That being said, Kuzmenko-Pettersson-Miller was also the only line to make a negative net impact on Connor-Dubois-Ehlers. Without Pettersson matching up against him, Kyle Connor’s CF% jumped to 85.71, with similar increases observed amongst his linemates. It suggests that even in a game where they didn’t prevent goals from going in, a noticeable impact was made by their play. Unfortunately, the scoreboard tells the final story. Meanwhile, Studnicka-Lazar-Joshua finished with 0.00 CF%, getting completely outplayed and dominated in their 5 minutes of time against the same line.
As a team
CF% – 58.02% HDCF% – 54.35% xGF% – 51.58%
In a game where neither team’s netminding lived up to their expectations, the Vancouver Canucks came out worse, losing a dogfight to the Winnipeg Jets not because of the offence, but because of their lack of ability to stop things coming their way. It’s certainly an exciting way to lose hockey games, but a loss is a loss at the end of the day. With glaring warts becoming more and more obvious by the day, and a lack of adjustments being made, perhaps losing more wouldn’t be the worst outcome of all of this. After all, it might just force this team to look at itself in the mirror from time to time.

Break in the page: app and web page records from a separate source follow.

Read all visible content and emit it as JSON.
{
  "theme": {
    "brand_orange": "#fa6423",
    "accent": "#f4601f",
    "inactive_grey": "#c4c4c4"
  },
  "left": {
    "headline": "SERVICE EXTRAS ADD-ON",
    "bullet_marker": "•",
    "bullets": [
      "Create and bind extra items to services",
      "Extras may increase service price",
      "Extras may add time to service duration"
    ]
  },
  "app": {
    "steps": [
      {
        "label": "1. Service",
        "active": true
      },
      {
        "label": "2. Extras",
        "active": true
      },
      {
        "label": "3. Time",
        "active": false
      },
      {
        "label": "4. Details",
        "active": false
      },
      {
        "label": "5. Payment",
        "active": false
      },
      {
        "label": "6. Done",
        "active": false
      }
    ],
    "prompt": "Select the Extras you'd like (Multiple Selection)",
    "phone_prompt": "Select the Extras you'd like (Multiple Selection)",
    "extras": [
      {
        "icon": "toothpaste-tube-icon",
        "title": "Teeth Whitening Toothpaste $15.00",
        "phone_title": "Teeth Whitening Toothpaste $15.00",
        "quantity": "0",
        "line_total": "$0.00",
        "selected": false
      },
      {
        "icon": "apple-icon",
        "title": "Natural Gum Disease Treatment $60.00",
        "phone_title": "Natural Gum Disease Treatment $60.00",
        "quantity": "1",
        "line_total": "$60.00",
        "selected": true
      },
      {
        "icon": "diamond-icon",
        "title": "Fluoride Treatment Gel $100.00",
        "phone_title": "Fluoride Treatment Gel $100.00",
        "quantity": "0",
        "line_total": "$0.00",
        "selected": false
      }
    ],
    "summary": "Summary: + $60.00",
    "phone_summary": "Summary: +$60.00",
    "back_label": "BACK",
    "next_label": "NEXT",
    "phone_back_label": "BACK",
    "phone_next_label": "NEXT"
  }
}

The Canucks will head to Pittsburgh on Tuesday as they face off against the Penguins.
Stats provided by naturalstattrick.com